=== Section Start ===

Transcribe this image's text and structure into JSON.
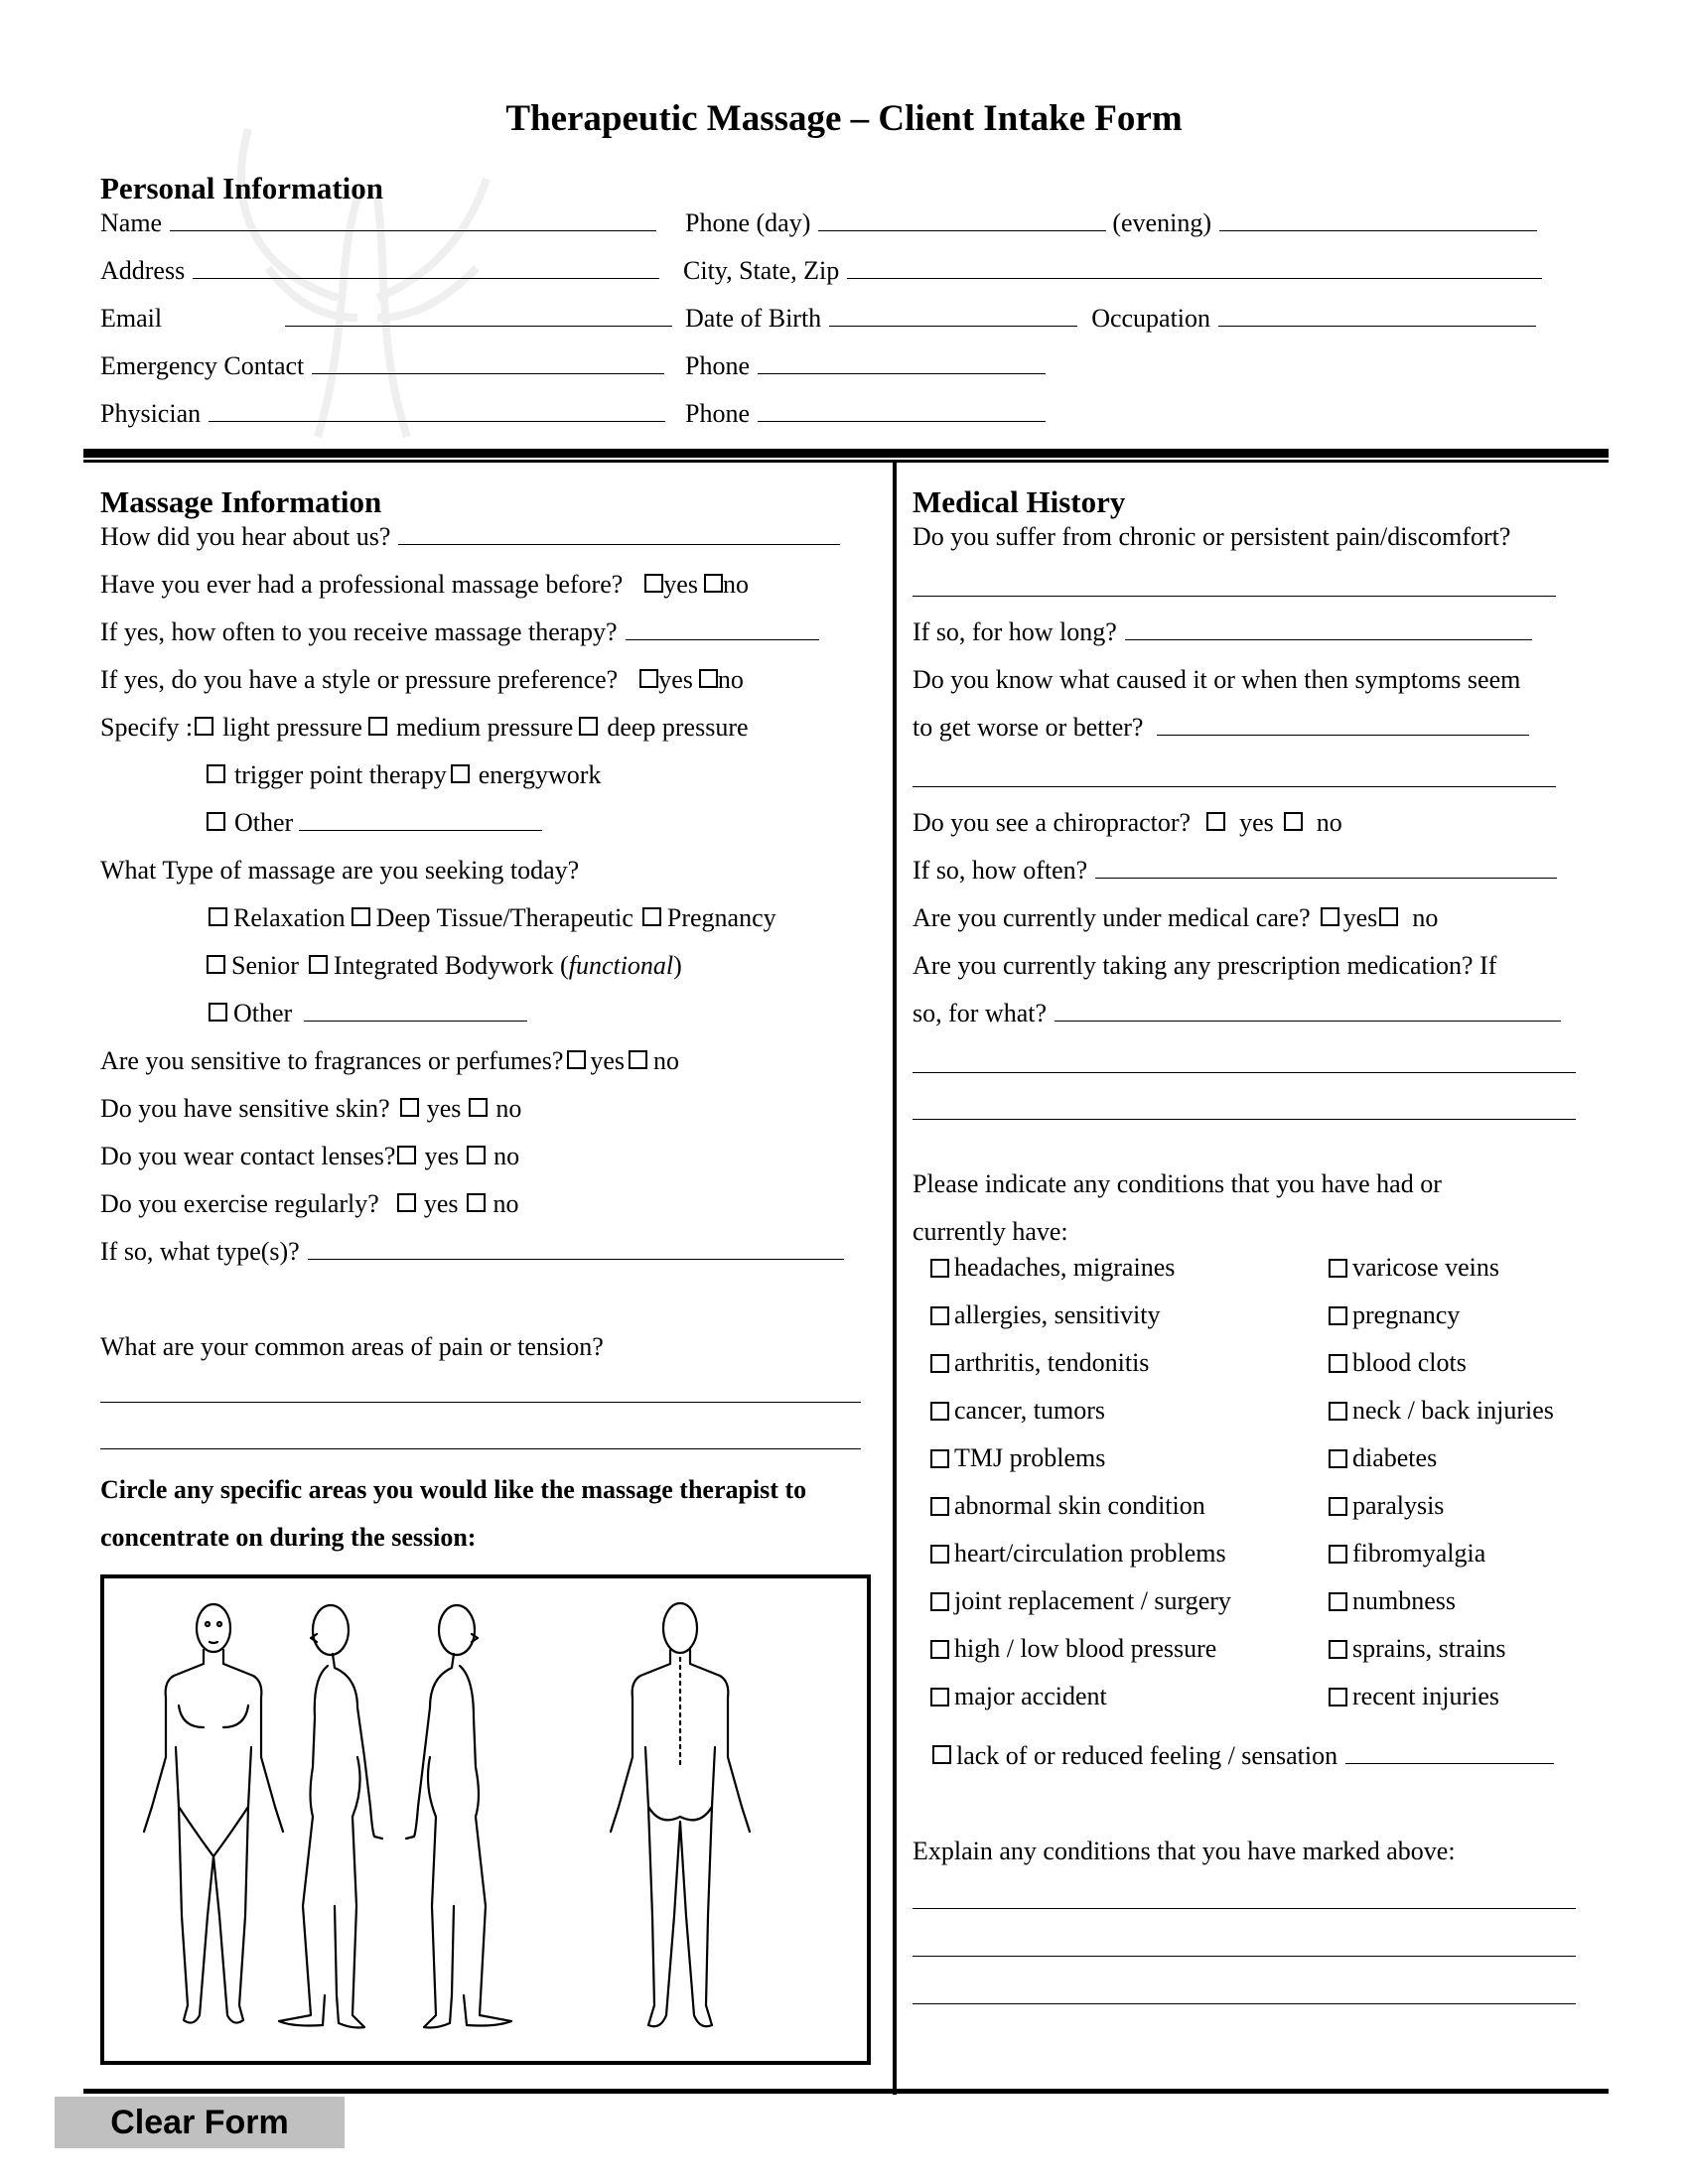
{
  "title": "Therapeutic Massage – Client Intake Form",
  "personal": {
    "heading": "Personal Information",
    "name": "Name",
    "phone_day": "Phone (day)",
    "evening": "(evening)",
    "address": "Address",
    "city_state_zip": "City, State, Zip",
    "email": "Email",
    "dob": "Date of Birth",
    "occupation": "Occupation",
    "emergency_contact": "Emergency Contact",
    "phone": "Phone",
    "physician": "Physician"
  },
  "massage": {
    "heading": "Massage Information",
    "hear_about": "How did you hear about us?",
    "had_before": "Have you ever had a professional massage before?",
    "how_often": "If yes, how often to you receive massage therapy?",
    "preference": "If yes, do you have a style or pressure preference?",
    "specify": "Specify :",
    "pressure_options": [
      "light pressure",
      "medium pressure",
      "deep pressure",
      "trigger point therapy",
      "energywork",
      "Other"
    ],
    "type_question": "What Type of massage are you seeking today?",
    "type_options": [
      "Relaxation",
      "Deep Tissue/Therapeutic",
      "Pregnancy",
      "Senior",
      "Integrated Bodywork (",
      "functional",
      ")",
      "Other"
    ],
    "fragrances": "Are you sensitive to fragrances or perfumes?",
    "skin": "Do you have sensitive skin?",
    "lenses": "Do you wear contact lenses?",
    "exercise": "Do you exercise regularly?",
    "exercise_type": "If so, what type(s)?",
    "pain_areas": "What are your common areas of pain or tension?",
    "circle_instruction_1": "Circle any specific areas you would like the massage therapist to",
    "circle_instruction_2": "concentrate on during the session:",
    "yes": "yes",
    "no": "no"
  },
  "medical": {
    "heading": "Medical History",
    "chronic_pain": "Do you suffer from chronic or persistent pain/discomfort?",
    "how_long": "If so, for how long?",
    "cause_1": "Do you know what caused it or when then symptoms seem",
    "cause_2": "to get worse or better?",
    "chiropractor": "Do you see a chiropractor?",
    "how_often": "If so, how often?",
    "medical_care": "Are you currently under medical care?",
    "medication_1": "Are you currently taking any prescription medication?  If",
    "medication_2": "so, for what?",
    "conditions_intro_1": "Please indicate any conditions that you have had or",
    "conditions_intro_2": "currently have:",
    "conditions_left": [
      "headaches, migraines",
      "allergies, sensitivity",
      "arthritis, tendonitis",
      "cancer, tumors",
      "TMJ problems",
      "abnormal skin condition",
      "heart/circulation problems",
      "joint replacement / surgery",
      "high / low blood pressure",
      "major accident"
    ],
    "conditions_right": [
      "varicose veins",
      "pregnancy",
      "blood clots",
      "neck / back injuries",
      "diabetes",
      "paralysis",
      "fibromyalgia",
      "numbness",
      "sprains, strains",
      "recent injuries"
    ],
    "reduced_feeling": "lack of or reduced feeling / sensation",
    "explain": "Explain any conditions that you have marked above:",
    "yes": "yes",
    "no": "no"
  },
  "buttons": {
    "clear_form": "Clear Form"
  }
}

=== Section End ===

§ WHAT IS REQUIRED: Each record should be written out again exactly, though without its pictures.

§ ANSWER BELOW:
Transcribe this image's text and structure into JSON.
{
  "title": "Therapeutic Massage – Client Intake Form",
  "personal": {
    "heading": "Personal Information",
    "name": "Name",
    "phone_day": "Phone (day)",
    "evening": "(evening)",
    "address": "Address",
    "city_state_zip": "City, State, Zip",
    "email": "Email",
    "dob": "Date of Birth",
    "occupation": "Occupation",
    "emergency_contact": "Emergency Contact",
    "phone": "Phone",
    "physician": "Physician"
  },
  "massage": {
    "heading": "Massage Information",
    "hear_about": "How did you hear about us?",
    "had_before": "Have you ever had a professional massage before?",
    "how_often": "If yes, how often to you receive massage therapy?",
    "preference": "If yes, do you have a style or pressure preference?",
    "specify": "Specify :",
    "pressure_options": [
      "light pressure",
      "medium pressure",
      "deep pressure",
      "trigger point therapy",
      "energywork",
      "Other"
    ],
    "type_question": "What Type of massage are you seeking today?",
    "type_options": [
      "Relaxation",
      "Deep Tissue/Therapeutic",
      "Pregnancy",
      "Senior",
      "Integrated Bodywork (",
      "functional",
      ")",
      "Other"
    ],
    "fragrances": "Are you sensitive to fragrances or perfumes?",
    "skin": "Do you have sensitive skin?",
    "lenses": "Do you wear contact lenses?",
    "exercise": "Do you exercise regularly?",
    "exercise_type": "If so, what type(s)?",
    "pain_areas": "What are your common areas of pain or tension?",
    "circle_instruction_1": "Circle any specific areas you would like the massage therapist to",
    "circle_instruction_2": "concentrate on during the session:",
    "yes": "yes",
    "no": "no"
  },
  "medical": {
    "heading": "Medical History",
    "chronic_pain": "Do you suffer from chronic or persistent pain/discomfort?",
    "how_long": "If so, for how long?",
    "cause_1": "Do you know what caused it or when then symptoms seem",
    "cause_2": "to get worse or better?",
    "chiropractor": "Do you see a chiropractor?",
    "how_often": "If so, how often?",
    "medical_care": "Are you currently under medical care?",
    "medication_1": "Are you currently taking any prescription medication?  If",
    "medication_2": "so, for what?",
    "conditions_intro_1": "Please indicate any conditions that you have had or",
    "conditions_intro_2": "currently have:",
    "conditions_left": [
      "headaches, migraines",
      "allergies, sensitivity",
      "arthritis, tendonitis",
      "cancer, tumors",
      "TMJ problems",
      "abnormal skin condition",
      "heart/circulation problems",
      "joint replacement / surgery",
      "high / low blood pressure",
      "major accident"
    ],
    "conditions_right": [
      "varicose veins",
      "pregnancy",
      "blood clots",
      "neck / back injuries",
      "diabetes",
      "paralysis",
      "fibromyalgia",
      "numbness",
      "sprains, strains",
      "recent injuries"
    ],
    "reduced_feeling": "lack of or reduced feeling / sensation",
    "explain": "Explain any conditions that you have marked above:",
    "yes": "yes",
    "no": "no"
  },
  "buttons": {
    "clear_form": "Clear Form"
  }
}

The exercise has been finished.